At the start of Tuesday morning’s county commission meeting, it seemed a foregone conclusion that the commissioners would go through with a plan to appoint Erin Griffith as the county’s new fiscal manager and grants coordinator.
But what happened next came as a surprise.
The commissioners had discussed the Griffith hiring last month, asking County Coordinator Michael Morón to consult with the county’s outside attorney Leonard Carson and County Attorney Michael Shuler, both of whom advised that they could move forward without being required to advertise for the job.
So, the commissioners unanimously voted to move Griffith out of the finance office and into a new role alongside Morón in the county planning office in the annex.
Griffith had agreed to an annual contract in which she reports directly to the commissioners, with grant managing duties in which she’ll be their lead agent in addressing county budgets, and managing a web of grant opportunities involving a host of state and federal agencies. Clerk of Courts Michele Maxwell is likely to hire a replacement for Griffith in the finance office soon after she is sworn in in January.
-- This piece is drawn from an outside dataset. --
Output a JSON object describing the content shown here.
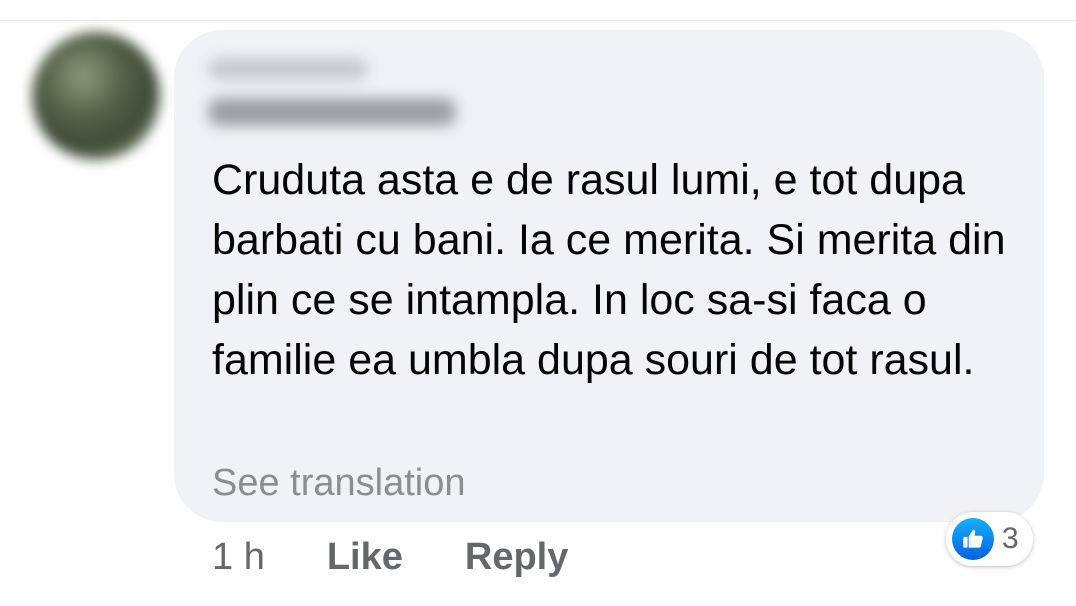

Beginning with the first of the year, Griffith will be paid $68,000 annually, in line with what department heads make. Funding for the new post will come out of the professional services budget, which has funded former county planner Alan Pierce’s salary, as the liaison for Restore Act monies, as he gradually wraps up his duties and eyes his retirement after many years with the county.
“He (Pierce) is ready to retire and enjoy life, and somebody’s got to fill in,” said Commissioner Smokey Parrish. “I think we need to more forward and fill some of the functions, we’re short-staffed and they all have a fulltime job.
“We all trust her to do that job and do that well,” he said, noting that FEMA projects can be a heavy lift just by themselves.
“There’s a host of other things that she’ll be doing that have fallen through the cracks because we don’t have the staff,” Parrish said. “We’re just reallocating some of the responsibilities and there will be more that we don’t even see today.”
Commissioner Noah Lockley was just as enthusiastic. “I’ve been begging for a grant writer. I’m glad to see this happen,” he said. “There’s a lot of grants out there and we’ve been missing them. I know neighboring counties are getting millions of dollars in grants.”
Commissioners also are hoping some of the grant administration fees may go towards offsetting some of the additional costs of Griffith’s salary.
But what happened next came somewhat as a surprise, as commissioners voted unanimously on a motion by Commissioner Bert Boldt to boost the pay of three other high-level staffers, Morón, County Planner Mark Curenton and Finance Director Linda Phillips.
With each getting a pay hike of $3,800 per year, Curenton will now make $71,917 annually, Phillips $68,523 and Morón $68,046.
“It’s a value-added recognition of the work he (Morón) has done,” said Boldt, noting along with his colleagues that he has been instrumental in the information technology work that has enabled the county to bring its meetings and their presentations into the world of 2020 technology.
After the county staffers’ pay rates were addressed, the commissioners voted unanimously to address Shuler’s compensation by placing him on a retainer. This will mean he will be paid $112,000 annually and will no longer submit billable hours.
Shuler had been paid $100 per hour, billed in six-minute increments, funded out of a $100,000 annual line item in the county budget. In the 2019-20 fiscal year, Shuler billed a total of $84,550 worth of hours.
In the event the county has to seek outside counsel, they have turned to Leonard Carson, who charges an hourly rate of $265.
This article originally appeared on The Apalachicola Times: County appoints Griffith new fiscal manager